Today’s guest blog about work/life balance is from Pam Ripling—lighthouse aficionado and cross-genre author.
When I first saw the title of L.J.’s wonderful blog, “Write First, Clean Later,” I had to laugh. It’s a laudable mantra, not only for authors but for anyone who works out of their home. I’ve had a home business for 18 years, and I had to learn that work—be it writing a novel or balancing a client’s bank statement—had to take precedence over home maintenance. It was tempting, at first, to listen for the washing machine to stop spinning; to “pick up” an abandoned shoe, a coffee cup, a forgotten toy. Success at working independently depends on keeping work and home life separate. And that’s the first step in finding time for yourself.
I mention this because I hear it so much from friends and acquaintances. “I’m so busy, I never have any time. I go from task to task, racing around all day, barely leaving time to brush my teeth before I collapse into bed.” Sound like anyone you know?
Nothing I have to say is particularly groundbreaking or miraculously enlightening. We do need reminding, however, that we are in control of our time. I like to drag out the old paper plate technique for determining… What Are You DOING? The paper plate is nothing more than a hands-on pie chart. You take a marker, and draw pieces of that pie to figure out where you are spending your time. One pie should equate to 24 hours, right? Start with how long you sleep. Be honest. Are you stumbling into the sack at midnight, rising at 6 a.m.? Okay, six hours on your paper plate will look like 1/4th of that pie. Not a lot, is it?
Think about those other areas of your life that are most easily defined. Working at an outside job; taxiing family members on a regular basis; weekly shopping; preparing meals; eating; doing laundry. Do you have other obligations? Classes, church or other spiritual meetings? Volunteer work? Do your best to estimate and draw more lines on your pie. If you’re like me, you might find that you have not filled up that whole paper plate. Where, then, do the additional minutes and hours go? Aha! There’s the rub.

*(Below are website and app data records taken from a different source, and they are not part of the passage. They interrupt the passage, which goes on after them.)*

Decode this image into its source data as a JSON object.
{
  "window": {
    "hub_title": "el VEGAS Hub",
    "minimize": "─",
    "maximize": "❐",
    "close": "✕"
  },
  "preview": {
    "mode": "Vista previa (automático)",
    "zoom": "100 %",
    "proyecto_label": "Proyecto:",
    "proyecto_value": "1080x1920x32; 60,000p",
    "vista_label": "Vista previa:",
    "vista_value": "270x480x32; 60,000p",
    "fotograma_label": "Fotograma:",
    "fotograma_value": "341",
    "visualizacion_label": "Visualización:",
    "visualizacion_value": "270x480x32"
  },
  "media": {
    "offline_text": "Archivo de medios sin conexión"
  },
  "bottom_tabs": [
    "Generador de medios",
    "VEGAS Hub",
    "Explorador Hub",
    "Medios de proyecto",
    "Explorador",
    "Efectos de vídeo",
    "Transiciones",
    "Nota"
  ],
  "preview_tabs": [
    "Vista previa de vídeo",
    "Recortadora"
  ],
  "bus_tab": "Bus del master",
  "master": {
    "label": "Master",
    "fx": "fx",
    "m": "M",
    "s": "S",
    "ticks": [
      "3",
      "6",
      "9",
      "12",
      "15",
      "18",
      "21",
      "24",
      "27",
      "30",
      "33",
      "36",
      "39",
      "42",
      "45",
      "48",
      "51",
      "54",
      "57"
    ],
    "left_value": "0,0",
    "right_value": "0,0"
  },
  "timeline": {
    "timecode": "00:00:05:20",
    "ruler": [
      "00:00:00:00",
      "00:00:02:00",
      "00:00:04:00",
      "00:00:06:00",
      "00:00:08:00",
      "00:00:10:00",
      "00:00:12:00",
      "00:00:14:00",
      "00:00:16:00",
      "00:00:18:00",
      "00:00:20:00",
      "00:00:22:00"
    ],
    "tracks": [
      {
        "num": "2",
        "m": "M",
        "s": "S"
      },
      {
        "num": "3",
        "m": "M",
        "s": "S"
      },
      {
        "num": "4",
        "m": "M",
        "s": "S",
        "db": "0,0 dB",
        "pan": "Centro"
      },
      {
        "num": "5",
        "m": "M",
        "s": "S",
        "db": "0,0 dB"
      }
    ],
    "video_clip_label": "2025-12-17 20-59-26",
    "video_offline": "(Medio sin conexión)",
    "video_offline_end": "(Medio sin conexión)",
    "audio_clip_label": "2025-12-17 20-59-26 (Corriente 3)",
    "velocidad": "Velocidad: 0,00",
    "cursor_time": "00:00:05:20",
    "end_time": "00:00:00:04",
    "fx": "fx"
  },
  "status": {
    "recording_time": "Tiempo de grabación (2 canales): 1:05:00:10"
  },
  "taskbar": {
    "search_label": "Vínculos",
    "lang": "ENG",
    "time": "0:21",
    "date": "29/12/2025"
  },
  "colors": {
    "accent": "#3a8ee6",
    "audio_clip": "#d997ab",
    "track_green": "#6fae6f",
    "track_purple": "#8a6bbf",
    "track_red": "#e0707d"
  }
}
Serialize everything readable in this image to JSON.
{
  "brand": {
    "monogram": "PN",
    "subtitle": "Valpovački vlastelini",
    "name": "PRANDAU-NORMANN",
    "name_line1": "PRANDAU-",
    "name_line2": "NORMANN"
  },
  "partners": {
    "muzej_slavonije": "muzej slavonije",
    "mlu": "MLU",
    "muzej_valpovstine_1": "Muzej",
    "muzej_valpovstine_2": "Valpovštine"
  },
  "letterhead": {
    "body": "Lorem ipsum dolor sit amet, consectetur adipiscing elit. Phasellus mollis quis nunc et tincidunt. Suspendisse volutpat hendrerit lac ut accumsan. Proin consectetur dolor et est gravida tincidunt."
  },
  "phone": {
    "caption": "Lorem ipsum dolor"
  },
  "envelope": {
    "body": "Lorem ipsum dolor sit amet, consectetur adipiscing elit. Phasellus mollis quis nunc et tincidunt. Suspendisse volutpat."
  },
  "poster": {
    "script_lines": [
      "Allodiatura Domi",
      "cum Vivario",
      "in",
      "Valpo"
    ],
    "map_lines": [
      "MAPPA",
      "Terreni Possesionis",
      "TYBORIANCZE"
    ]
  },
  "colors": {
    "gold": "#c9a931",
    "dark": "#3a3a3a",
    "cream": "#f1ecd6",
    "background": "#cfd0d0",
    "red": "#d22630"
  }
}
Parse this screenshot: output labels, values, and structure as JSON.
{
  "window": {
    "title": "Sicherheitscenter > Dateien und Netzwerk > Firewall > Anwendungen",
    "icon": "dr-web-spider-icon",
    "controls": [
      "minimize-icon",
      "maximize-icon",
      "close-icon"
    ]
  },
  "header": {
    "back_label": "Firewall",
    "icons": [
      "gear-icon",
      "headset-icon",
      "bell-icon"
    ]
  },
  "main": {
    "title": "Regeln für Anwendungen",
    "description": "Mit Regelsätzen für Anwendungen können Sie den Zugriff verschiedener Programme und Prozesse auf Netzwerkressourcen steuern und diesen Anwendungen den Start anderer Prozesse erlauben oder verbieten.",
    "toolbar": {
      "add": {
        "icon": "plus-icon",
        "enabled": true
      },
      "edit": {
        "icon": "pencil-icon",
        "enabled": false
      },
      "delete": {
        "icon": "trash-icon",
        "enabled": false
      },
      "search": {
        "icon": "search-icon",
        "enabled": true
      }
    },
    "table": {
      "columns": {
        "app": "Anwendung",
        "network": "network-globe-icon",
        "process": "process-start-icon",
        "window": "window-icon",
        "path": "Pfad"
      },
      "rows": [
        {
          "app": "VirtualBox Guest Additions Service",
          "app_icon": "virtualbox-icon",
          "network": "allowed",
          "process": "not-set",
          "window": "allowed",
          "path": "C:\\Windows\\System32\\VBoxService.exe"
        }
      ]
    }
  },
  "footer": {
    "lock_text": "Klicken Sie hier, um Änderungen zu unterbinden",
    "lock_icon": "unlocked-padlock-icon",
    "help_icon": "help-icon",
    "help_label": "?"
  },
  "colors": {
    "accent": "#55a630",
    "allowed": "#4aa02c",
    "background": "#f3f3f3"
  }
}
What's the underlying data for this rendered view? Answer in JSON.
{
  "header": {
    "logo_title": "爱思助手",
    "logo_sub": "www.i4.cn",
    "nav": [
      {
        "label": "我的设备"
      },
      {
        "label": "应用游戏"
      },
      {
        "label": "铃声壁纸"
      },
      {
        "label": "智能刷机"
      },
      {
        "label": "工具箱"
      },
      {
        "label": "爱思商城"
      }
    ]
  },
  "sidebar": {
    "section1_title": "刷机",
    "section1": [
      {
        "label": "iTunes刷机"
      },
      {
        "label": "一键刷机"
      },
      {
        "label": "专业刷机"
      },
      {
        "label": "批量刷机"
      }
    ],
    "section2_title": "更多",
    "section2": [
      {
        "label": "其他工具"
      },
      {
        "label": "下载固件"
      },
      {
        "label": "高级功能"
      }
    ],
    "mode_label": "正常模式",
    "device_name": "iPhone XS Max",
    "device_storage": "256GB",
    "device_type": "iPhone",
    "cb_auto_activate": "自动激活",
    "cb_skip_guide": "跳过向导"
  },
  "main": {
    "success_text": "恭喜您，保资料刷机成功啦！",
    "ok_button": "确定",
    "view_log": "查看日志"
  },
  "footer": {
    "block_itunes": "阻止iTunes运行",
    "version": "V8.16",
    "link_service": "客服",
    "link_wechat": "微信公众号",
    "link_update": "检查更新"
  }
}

Here’s an exercise that might help. You will need a tablet, pen and a timer. Once you’ve started your daily routine, set the timer once each hour for…one hour. When the timer goes off, grab your pen and jot down what you’ve done for the past hour. You might be surprised at the number of minutes you spend at non-productive, non-relaxing activities. Internet surfing, talking on the telephone, reading other peoples’ blogs (☺) are all time stealers.
When I was writing POINT SURRENDER, I regularly cleared my calendar for quality writing time. I steeled myself against opening my browser or my email program. I found I could be much more productive when I consciously orchestrated my time.
Discovering where your time goes is essential to making room for those things that you long to do but can’t. I suggest starting a second pie chart, filled out the way you’d like your day to be. Start with 7 or 8 hours of sleep, by the way. Then schedule yourself some me time—make an appointment with yourself that you refuse to break. Whether it’s for an hour to read a good book, get a pedicure or take a class in hula dancing, you must nurture yourself periodically and regularly to stay healthy, creative and sane!
What do you do to keep the work/life balance under control? Share your sanity tips! (L.J. really could use some.)
LOL! I’ve worked from home since the mid-1980s and I agree that the trick is to separate home from work. I don’t do household chores during my work hours if I can help it. Spending time reading blogs and twittering . . . . well, that’s a different story! I’ll have to try the paper plate tick.
The timing of this post was great for me. I’ve been feeling overwhelmed and it reminded me that to take a break from work, I have to actually leave town. So I”m planning a weekend getaway.